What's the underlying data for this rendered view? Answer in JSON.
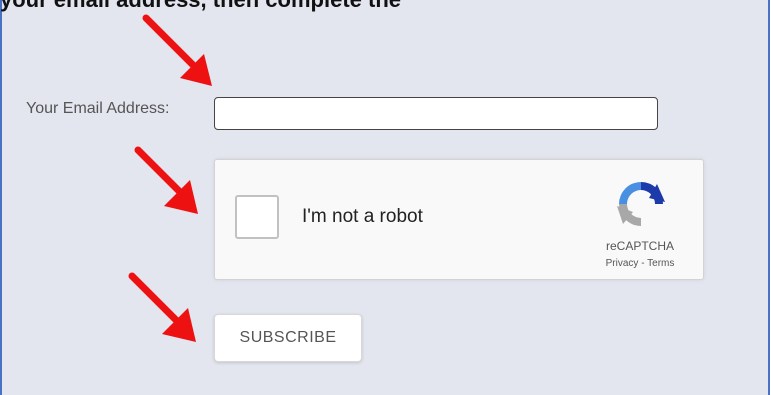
{
  "header_text": "your email address, then complete the",
  "form": {
    "email_label": "Your Email Address:",
    "email_value": "",
    "captcha": {
      "checkbox_label": "I'm not a robot",
      "brand": "reCAPTCHA",
      "privacy_link": "Privacy",
      "separator": " - ",
      "terms_link": "Terms"
    },
    "subscribe_label": "SUBSCRIBE"
  },
  "colors": {
    "panel_background": "#e3e5ef",
    "panel_border": "#4a72c4",
    "arrow": "#ee1111"
  },
  "icons": [
    "red-arrow-icon",
    "recaptcha-logo-icon"
  ]
}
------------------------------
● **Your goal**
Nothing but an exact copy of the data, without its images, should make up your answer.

● **Task solution**
What's the underlying data for this rendered view? Answer in JSON.
{
  "header_text": "your email address, then complete the",
  "form": {
    "email_label": "Your Email Address:",
    "email_value": "",
    "captcha": {
      "checkbox_label": "I'm not a robot",
      "brand": "reCAPTCHA",
      "privacy_link": "Privacy",
      "separator": " - ",
      "terms_link": "Terms"
    },
    "subscribe_label": "SUBSCRIBE"
  },
  "colors": {
    "panel_background": "#e3e5ef",
    "panel_border": "#4a72c4",
    "arrow": "#ee1111"
  },
  "icons": [
    "red-arrow-icon",
    "recaptcha-logo-icon"
  ]
}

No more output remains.